West Virginia - PBS worked with a large strip mining company to help design a mountain top removal stripping operation. Precision Blasting was involved with the planning of the blasting rounds with the purpose of achieving good fragmentation as well as vibration and airblast control.

SURFACE MINING (METAL AND NONMETAL)

Mexico - An iron mining company wanted to use large diameter blastholes for controlled blasting so that slopes could be steeper without removal of additional overburden. PBS worked with the operation and set up a program to use large diameter holes for final controlled blasting.

Chile - A new copper mine was under development. PBS was required to do preliminary blast designs and costing for the new mine.

Guinea, West Africa - An open pit mine, which produced aluminum ore, was having problems with large boulders, extremely poor breakage and high costs. PBS found the problem, which involved an explosive that was burning rather than detonating. After the problem was corrected, the operation was able to produce good fragmentation while reducing their costs by 70%.

Minnesota - A large iron mine was having problems producing the desired fragmentation and pulling the bottom of the shot. PBS provided the assistance to solve their design problems.

Canada NWT-designed both presplit and production blasting patterns for a new diamond mine.

CONSTRUCTION

West Virginia - A highway contractor, blasting for an interstate highway, encountered problems with fragmentation and flyrock. PBS worked with them to improve blast design and eliminate both problems.

Texas - A contractor had the responsibility to shoot sewer line trenches along a main street of a city. Precision Blasting Services was called to design the blasts and conduct the first test blasts.

Ohio - A company that drills gas wells needed new technology for explosive stimulation of gas wells. Precision Blasting Services developed a better procedure and increased production rates by 250%

California - Worked on the Eastside Reservoir Project with a major contractor to optimize blast design. Different designs were needed in different rock types to produce proper fragmentation and to decrease costs.

LANDFILL CONSTRUCTION

Canada - Precision Blasting Services has worked with landfill construction to provide technical information and blast design parameters so that landfill integrity can be kept in tact while blasting close to the landfill.

Ohio - Precision Blasting Services has been involved with the blast design and vibration control on major landfill projects in the State of Ohio. The blasting for cell construction has been completed with no damage to adjoining cells or adjacent property.

DEMOLITION

Arkansas - Precision Blasting worked with a construction company to design blasting rounds for the removal of Titan II missile silos. The silos were made of heavily reinforced concrete and required blasting in such a manner that the silos would be demolished in one blast. Airblast and ground vibration specifications with 500 feet of the silos were 2.0 ips and 134 dB. Precision Blasting worked with the contractor to design blasts to meet specifications imposed by the US Army Corp of Engineers.

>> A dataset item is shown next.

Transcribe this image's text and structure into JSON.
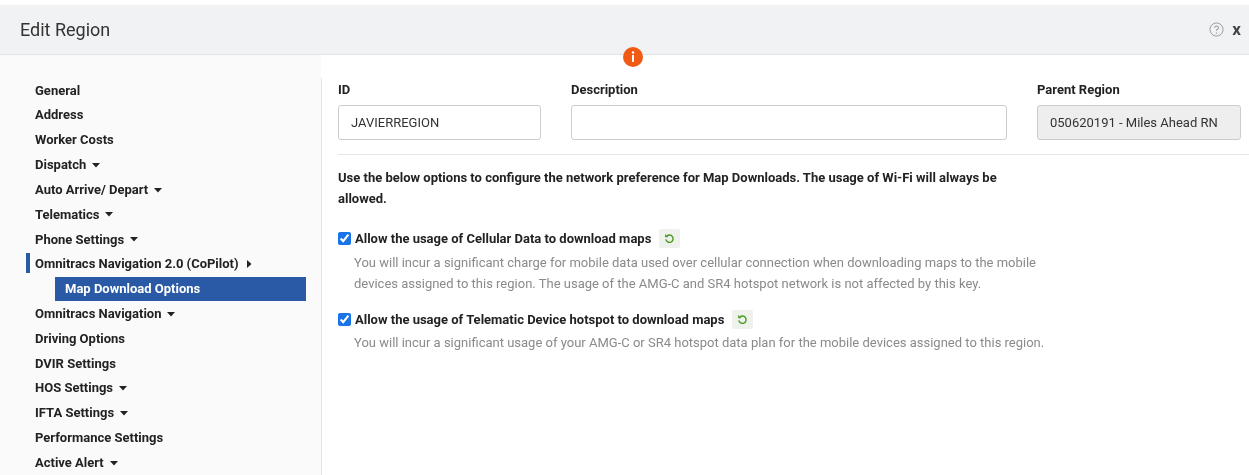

Alabama - PBS worked as a subcontractor to remove approximately 900 cubic yards of heavily reinforced concrete in an operating automobile plant. The blasting had to be controlled so that vibration limits would not trip computers on operating machines adjacent to the blasting site and would not damage in any way a new computer-controlled machine costing $8,000,000.00 and located within 5 feet of the blasting site. The planning and blasting were successfully completed with no work stoppage and no damage or claims of damage.

UNDERGROUND MINING AND CONSTRUCTION

Ohio - A salt mine had problems with roof control. Precision Blasting Services developed a technology showing that the roof could be stabilized and roof control could be achieved without a great price increase.

Australia - A large underground metal mining operation needed to improve initiation timing for blasting in stopes. Precision Blasting Services worked as a subcontractor to develop a method, which increased timing accuracy.

Ohio- Shaft and tunnel blasting had to be done by a contractor for a Metropolitan Sewer District project. PBS designed all the shaft and tunnel blasts. Some of the blasts were within 50 feet of homes.